### What you have to do
Scan the material below for "JSON", then return each line that contains it.

━━━━━ Data for this exercise

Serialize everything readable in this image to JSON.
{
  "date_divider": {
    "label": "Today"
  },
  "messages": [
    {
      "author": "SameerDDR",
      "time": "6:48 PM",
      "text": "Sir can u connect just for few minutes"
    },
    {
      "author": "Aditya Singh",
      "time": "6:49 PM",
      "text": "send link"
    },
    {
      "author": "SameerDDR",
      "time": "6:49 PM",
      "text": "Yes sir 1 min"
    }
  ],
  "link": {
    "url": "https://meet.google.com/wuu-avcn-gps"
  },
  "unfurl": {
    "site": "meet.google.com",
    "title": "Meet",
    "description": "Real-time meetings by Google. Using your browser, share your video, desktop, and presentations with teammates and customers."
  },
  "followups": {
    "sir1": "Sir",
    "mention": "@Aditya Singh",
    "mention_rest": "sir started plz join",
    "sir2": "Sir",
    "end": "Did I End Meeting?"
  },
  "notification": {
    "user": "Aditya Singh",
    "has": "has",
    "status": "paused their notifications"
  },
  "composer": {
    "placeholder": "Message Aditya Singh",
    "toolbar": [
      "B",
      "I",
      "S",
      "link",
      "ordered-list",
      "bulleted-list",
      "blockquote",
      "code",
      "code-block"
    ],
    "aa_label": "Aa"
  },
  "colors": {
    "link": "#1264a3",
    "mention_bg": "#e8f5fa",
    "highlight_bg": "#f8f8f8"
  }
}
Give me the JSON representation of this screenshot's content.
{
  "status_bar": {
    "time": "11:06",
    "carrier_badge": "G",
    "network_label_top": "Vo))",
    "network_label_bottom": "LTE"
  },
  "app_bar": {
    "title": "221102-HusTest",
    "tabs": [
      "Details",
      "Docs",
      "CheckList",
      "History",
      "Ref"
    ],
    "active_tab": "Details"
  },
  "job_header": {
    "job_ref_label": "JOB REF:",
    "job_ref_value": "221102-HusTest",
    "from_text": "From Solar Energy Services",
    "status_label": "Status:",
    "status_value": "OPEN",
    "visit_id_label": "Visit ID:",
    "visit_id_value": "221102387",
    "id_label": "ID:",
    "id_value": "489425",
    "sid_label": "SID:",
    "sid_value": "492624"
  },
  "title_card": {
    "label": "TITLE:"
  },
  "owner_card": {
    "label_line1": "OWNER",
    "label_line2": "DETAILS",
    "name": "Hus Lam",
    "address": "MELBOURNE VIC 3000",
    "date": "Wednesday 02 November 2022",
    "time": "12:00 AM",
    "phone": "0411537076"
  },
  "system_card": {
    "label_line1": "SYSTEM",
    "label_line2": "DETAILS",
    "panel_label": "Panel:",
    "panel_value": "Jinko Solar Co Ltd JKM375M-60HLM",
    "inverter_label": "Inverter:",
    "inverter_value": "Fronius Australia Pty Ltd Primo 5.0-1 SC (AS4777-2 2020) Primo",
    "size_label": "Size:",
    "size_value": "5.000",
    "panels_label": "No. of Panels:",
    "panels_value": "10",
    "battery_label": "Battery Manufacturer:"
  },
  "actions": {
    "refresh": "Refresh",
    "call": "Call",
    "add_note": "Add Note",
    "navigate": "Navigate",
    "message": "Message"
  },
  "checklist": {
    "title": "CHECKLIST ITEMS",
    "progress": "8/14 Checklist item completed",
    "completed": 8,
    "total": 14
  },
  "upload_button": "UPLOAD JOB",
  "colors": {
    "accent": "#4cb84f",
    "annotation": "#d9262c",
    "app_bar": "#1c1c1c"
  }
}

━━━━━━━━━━

### Your response
Serialize everything readable in this image to JSON.
Give me the JSON representation of this screenshot's content.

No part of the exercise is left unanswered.